Restate all of the entries exactly, each line as it stands.

| Information |

..........

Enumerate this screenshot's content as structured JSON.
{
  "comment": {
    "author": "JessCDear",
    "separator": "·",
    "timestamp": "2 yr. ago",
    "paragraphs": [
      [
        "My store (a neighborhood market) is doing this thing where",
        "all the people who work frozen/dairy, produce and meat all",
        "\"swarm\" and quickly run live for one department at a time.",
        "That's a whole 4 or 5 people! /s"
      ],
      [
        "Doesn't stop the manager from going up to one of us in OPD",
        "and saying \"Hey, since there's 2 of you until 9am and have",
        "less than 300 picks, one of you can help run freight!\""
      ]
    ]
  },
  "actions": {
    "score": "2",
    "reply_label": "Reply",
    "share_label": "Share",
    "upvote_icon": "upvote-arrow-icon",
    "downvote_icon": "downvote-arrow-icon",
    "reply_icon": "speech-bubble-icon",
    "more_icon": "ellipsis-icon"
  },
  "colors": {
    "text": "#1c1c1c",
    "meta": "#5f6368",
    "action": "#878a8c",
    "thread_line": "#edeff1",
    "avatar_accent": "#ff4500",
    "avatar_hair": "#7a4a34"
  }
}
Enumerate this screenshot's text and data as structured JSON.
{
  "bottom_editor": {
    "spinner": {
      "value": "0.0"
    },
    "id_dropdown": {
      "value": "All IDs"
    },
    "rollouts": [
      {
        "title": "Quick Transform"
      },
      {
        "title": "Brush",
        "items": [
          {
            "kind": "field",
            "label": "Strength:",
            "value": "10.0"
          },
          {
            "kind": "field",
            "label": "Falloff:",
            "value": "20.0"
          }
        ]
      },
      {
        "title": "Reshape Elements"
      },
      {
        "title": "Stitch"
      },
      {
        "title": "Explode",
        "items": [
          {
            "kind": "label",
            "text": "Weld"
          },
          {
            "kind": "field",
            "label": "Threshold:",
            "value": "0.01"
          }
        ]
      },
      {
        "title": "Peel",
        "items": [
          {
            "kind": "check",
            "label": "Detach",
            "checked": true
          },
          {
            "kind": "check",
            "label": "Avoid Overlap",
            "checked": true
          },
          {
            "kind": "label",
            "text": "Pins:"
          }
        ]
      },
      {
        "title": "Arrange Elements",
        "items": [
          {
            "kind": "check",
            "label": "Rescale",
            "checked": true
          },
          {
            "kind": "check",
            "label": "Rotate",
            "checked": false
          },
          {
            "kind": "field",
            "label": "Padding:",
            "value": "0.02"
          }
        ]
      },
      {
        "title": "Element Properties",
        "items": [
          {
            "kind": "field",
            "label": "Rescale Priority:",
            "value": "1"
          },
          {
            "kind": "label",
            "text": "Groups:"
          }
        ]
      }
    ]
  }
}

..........

| Reply to the task |
Enumerate this screenshot's content as structured JSON.
{
  "comment": {
    "author": "JessCDear",
    "separator": "·",
    "timestamp": "2 yr. ago",
    "paragraphs": [
      [
        "My store (a neighborhood market) is doing this thing where",
        "all the people who work frozen/dairy, produce and meat all",
        "\"swarm\" and quickly run live for one department at a time.",
        "That's a whole 4 or 5 people! /s"
      ],
      [
        "Doesn't stop the manager from going up to one of us in OPD",
        "and saying \"Hey, since there's 2 of you until 9am and have",
        "less than 300 picks, one of you can help run freight!\""
      ]
    ]
  },
  "actions": {
    "score": "2",
    "reply_label": "Reply",
    "share_label": "Share",
    "upvote_icon": "upvote-arrow-icon",
    "downvote_icon": "downvote-arrow-icon",
    "reply_icon": "speech-bubble-icon",
    "more_icon": "ellipsis-icon"
  },
  "colors": {
    "text": "#1c1c1c",
    "meta": "#5f6368",
    "action": "#878a8c",
    "thread_line": "#edeff1",
    "avatar_accent": "#ff4500",
    "avatar_hair": "#7a4a34"
  }
}
Enumerate this screenshot's text and data as structured JSON.
{
  "bottom_editor": {
    "spinner": {
      "value": "0.0"
    },
    "id_dropdown": {
      "value": "All IDs"
    },
    "rollouts": [
      {
        "title": "Quick Transform"
      },
      {
        "title": "Brush",
        "items": [
          {
            "kind": "field",
            "label": "Strength:",
            "value": "10.0"
          },
          {
            "kind": "field",
            "label": "Falloff:",
            "value": "20.0"
          }
        ]
      },
      {
        "title": "Reshape Elements"
      },
      {
        "title": "Stitch"
      },
      {
        "title": "Explode",
        "items": [
          {
            "kind": "label",
            "text": "Weld"
          },
          {
            "kind": "field",
            "label": "Threshold:",
            "value": "0.01"
          }
        ]
      },
      {
        "title": "Peel",
        "items": [
          {
            "kind": "check",
            "label": "Detach",
            "checked": true
          },
          {
            "kind": "check",
            "label": "Avoid Overlap",
            "checked": true
          },
          {
            "kind": "label",
            "text": "Pins:"
          }
        ]
      },
      {
        "title": "Arrange Elements",
        "items": [
          {
            "kind": "check",
            "label": "Rescale",
            "checked": true
          },
          {
            "kind": "check",
            "label": "Rotate",
            "checked": false
          },
          {
            "kind": "field",
            "label": "Padding:",
            "value": "0.02"
          }
        ]
      },
      {
        "title": "Element Properties",
        "items": [
          {
            "kind": "field",
            "label": "Rescale Priority:",
            "value": "1"
          },
          {
            "kind": "label",
            "text": "Groups:"
          }
        ]
      }
    ]
  }
}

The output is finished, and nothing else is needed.